__TASK DESCRIPTION__: Copy each line of the data below in which the word "Console" can be found.

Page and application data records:
+===+

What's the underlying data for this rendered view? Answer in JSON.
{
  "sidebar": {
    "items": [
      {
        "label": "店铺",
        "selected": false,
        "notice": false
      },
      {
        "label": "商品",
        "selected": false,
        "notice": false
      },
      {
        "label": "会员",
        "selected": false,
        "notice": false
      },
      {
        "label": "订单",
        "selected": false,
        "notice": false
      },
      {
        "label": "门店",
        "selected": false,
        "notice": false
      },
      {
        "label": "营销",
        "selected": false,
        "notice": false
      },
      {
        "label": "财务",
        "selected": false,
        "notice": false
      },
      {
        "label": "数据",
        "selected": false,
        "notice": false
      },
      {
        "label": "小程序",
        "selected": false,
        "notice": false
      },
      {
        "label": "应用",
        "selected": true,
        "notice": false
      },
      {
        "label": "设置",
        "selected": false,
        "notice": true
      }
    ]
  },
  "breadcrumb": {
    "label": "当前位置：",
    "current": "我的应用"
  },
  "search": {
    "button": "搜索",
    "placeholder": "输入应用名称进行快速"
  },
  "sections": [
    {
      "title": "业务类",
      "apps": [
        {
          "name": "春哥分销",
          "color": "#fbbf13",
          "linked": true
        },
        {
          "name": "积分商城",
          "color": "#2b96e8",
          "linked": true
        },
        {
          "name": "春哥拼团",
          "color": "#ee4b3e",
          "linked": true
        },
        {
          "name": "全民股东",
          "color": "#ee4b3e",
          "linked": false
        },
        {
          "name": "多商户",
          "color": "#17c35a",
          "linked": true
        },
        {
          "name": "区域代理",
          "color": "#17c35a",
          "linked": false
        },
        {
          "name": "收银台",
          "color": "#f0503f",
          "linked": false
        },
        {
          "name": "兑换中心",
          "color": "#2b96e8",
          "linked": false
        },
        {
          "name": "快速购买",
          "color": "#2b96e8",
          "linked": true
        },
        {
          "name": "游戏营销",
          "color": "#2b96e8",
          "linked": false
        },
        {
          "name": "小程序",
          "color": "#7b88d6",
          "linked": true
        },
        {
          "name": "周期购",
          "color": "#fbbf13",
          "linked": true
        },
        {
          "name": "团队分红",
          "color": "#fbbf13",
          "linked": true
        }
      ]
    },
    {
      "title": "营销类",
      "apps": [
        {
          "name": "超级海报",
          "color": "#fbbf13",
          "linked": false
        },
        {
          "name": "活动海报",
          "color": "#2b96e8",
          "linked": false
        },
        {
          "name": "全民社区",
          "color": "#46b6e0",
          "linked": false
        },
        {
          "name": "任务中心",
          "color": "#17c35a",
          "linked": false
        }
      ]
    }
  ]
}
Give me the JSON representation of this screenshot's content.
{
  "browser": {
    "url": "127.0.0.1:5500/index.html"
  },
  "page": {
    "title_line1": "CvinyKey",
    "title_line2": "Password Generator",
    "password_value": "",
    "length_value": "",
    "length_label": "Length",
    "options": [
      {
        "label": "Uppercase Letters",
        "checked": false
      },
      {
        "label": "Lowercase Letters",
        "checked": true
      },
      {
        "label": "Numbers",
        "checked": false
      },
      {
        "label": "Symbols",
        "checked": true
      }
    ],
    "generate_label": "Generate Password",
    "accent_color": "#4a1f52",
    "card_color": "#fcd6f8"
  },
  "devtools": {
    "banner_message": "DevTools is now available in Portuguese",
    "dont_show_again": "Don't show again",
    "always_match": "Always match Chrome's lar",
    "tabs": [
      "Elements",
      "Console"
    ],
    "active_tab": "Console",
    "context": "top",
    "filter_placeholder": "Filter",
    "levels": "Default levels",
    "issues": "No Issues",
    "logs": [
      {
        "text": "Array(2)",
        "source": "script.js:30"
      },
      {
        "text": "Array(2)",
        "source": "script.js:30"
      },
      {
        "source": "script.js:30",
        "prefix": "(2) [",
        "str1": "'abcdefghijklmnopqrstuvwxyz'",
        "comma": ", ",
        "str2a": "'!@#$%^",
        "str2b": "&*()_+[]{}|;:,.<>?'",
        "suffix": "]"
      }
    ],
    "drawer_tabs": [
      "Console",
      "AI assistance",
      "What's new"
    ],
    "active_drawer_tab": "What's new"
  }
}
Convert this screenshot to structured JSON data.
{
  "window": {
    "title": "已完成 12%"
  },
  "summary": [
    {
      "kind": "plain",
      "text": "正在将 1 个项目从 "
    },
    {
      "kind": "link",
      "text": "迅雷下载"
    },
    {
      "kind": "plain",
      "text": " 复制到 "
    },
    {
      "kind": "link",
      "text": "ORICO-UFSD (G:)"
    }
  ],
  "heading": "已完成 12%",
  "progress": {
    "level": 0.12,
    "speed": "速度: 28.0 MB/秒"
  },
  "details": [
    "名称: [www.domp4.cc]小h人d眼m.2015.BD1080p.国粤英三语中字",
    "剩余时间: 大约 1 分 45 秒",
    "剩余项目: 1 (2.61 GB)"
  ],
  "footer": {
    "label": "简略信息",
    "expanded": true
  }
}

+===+

__WRITTEN RESPONSE__:
      "Console"
    "active_tab": "Console",
      "Console",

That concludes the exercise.